 Ibid art 1.
 Migration Amendment (Complementary Protection Bill) 2011 (Cth) cl 9.
 See Public Interest Law Clearing House (Vic) Inc, Submission to the Standing Committee on Legal and Constitutional Affair on its Inquiry into the Migration (Complementary Protection) Bill 2009 (2009) <www.pilch.org.au/Assets/Files/Migration%20%28Complementary%20Protection%29%20Bill%202009.pdf> at 21 February 2011.
 Commonwealth, Parliamentary Debates, House of Representatives, 9 September 2009, 8891 (L Ferguson).
 Explanatory Memorandum, Migration Amendment (Complementary Protection Bill) 2009 (Cth), 3.
 Migration Amendment (Complementary Protection Bill) 2011 (Cth), item 14.
 Senate Legal and Constitutional Affairs Legislation Committee, Migration Amendment (Complementary Protection) Bill 2009 [Provisions] (2009), 7, 8.
 Ibid, 17.
 Ibid, Rec 2.
 Australian Law Reform Commission, Family Violence and Commonwealth Laws—Immigration Law, ALRC Issues Paper 37 (2011), Question 22.
 Ibid, Question 22.
 ANU College of Law, Submission CFV 79, 7 June 2011; National Legal Aid, Submission CFV 75, 20 May 2011; Law Institute of Victoria, Submission CFV 74, 17 May 2011; Good Shepherd Australia New Zealand, Submission CFV 41, 15 April 2011; Refugee and Immigration Legal Service Inc, Submission CFV 34, 12 April 2011; Joint submission from Domestic Violence Victoria and others, Submission CFV 33, 12 April 2011; WEAVE, Submission CFV 31, 12 April 2011.
 Joint submission from Domestic Violence Victoria and others, Submission CFV 33, 12 April 2011.
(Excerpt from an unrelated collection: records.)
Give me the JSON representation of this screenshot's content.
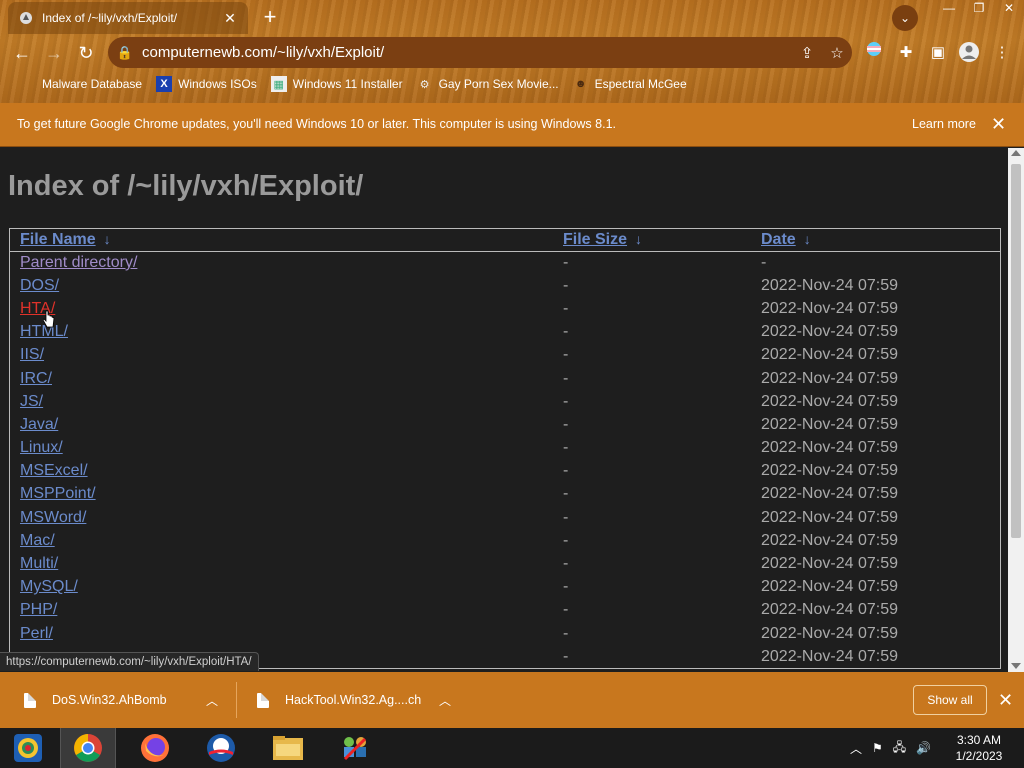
{
  "browser": {
    "tab_title": "Index of /~lily/vxh/Exploit/",
    "url": "computernewb.com/~lily/vxh/Exploit/",
    "bookmarks": [
      {
        "label": "Malware Database",
        "icon": "blank-icon"
      },
      {
        "label": "Windows ISOs",
        "icon": "x-logo-icon"
      },
      {
        "label": "Windows 11 Installer",
        "icon": "image-icon"
      },
      {
        "label": "Gay Porn Sex Movie...",
        "icon": "gear-globe-icon"
      },
      {
        "label": "Espectral McGee",
        "icon": "avatar-icon"
      }
    ]
  },
  "infobar": {
    "message": "To get future Google Chrome updates, you'll need Windows 10 or later. This computer is using Windows 8.1.",
    "learn_more": "Learn more"
  },
  "page": {
    "title": "Index of /~lily/vxh/Exploit/",
    "headers": {
      "name": "File Name",
      "size": "File Size",
      "date": "Date",
      "sort_glyph": "↓"
    },
    "rows": [
      {
        "name": "Parent directory/",
        "size": "-",
        "date": "-",
        "state": "visited"
      },
      {
        "name": "DOS/",
        "size": "-",
        "date": "2022-Nov-24 07:59",
        "state": "normal"
      },
      {
        "name": "HTA/",
        "size": "-",
        "date": "2022-Nov-24 07:59",
        "state": "hover"
      },
      {
        "name": "HTML/",
        "size": "-",
        "date": "2022-Nov-24 07:59",
        "state": "normal"
      },
      {
        "name": "IIS/",
        "size": "-",
        "date": "2022-Nov-24 07:59",
        "state": "normal"
      },
      {
        "name": "IRC/",
        "size": "-",
        "date": "2022-Nov-24 07:59",
        "state": "normal"
      },
      {
        "name": "JS/",
        "size": "-",
        "date": "2022-Nov-24 07:59",
        "state": "normal"
      },
      {
        "name": "Java/",
        "size": "-",
        "date": "2022-Nov-24 07:59",
        "state": "normal"
      },
      {
        "name": "Linux/",
        "size": "-",
        "date": "2022-Nov-24 07:59",
        "state": "normal"
      },
      {
        "name": "MSExcel/",
        "size": "-",
        "date": "2022-Nov-24 07:59",
        "state": "normal"
      },
      {
        "name": "MSPPoint/",
        "size": "-",
        "date": "2022-Nov-24 07:59",
        "state": "normal"
      },
      {
        "name": "MSWord/",
        "size": "-",
        "date": "2022-Nov-24 07:59",
        "state": "normal"
      },
      {
        "name": "Mac/",
        "size": "-",
        "date": "2022-Nov-24 07:59",
        "state": "normal"
      },
      {
        "name": "Multi/",
        "size": "-",
        "date": "2022-Nov-24 07:59",
        "state": "normal"
      },
      {
        "name": "MySQL/",
        "size": "-",
        "date": "2022-Nov-24 07:59",
        "state": "normal"
      },
      {
        "name": "PHP/",
        "size": "-",
        "date": "2022-Nov-24 07:59",
        "state": "normal"
      },
      {
        "name": "Perl/",
        "size": "-",
        "date": "2022-Nov-24 07:59",
        "state": "normal"
      },
      {
        "name": "",
        "size": "-",
        "date": "2022-Nov-24 07:59",
        "state": "normal"
      }
    ]
  },
  "status_url": "https://computernewb.com/~lily/vxh/Exploit/HTA/",
  "downloads": {
    "items": [
      {
        "name": "DoS.Win32.AhBomb"
      },
      {
        "name": "HackTool.Win32.Ag....ch"
      }
    ],
    "show_all": "Show all"
  },
  "taskbar": {
    "time": "3:30 AM",
    "date": "1/2/2023"
  }
}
 Law Institute of Victoria, Submission CFV 74, 17 May 2011.
 National Legal Aid, Submission CFV 75, 20 May 2011.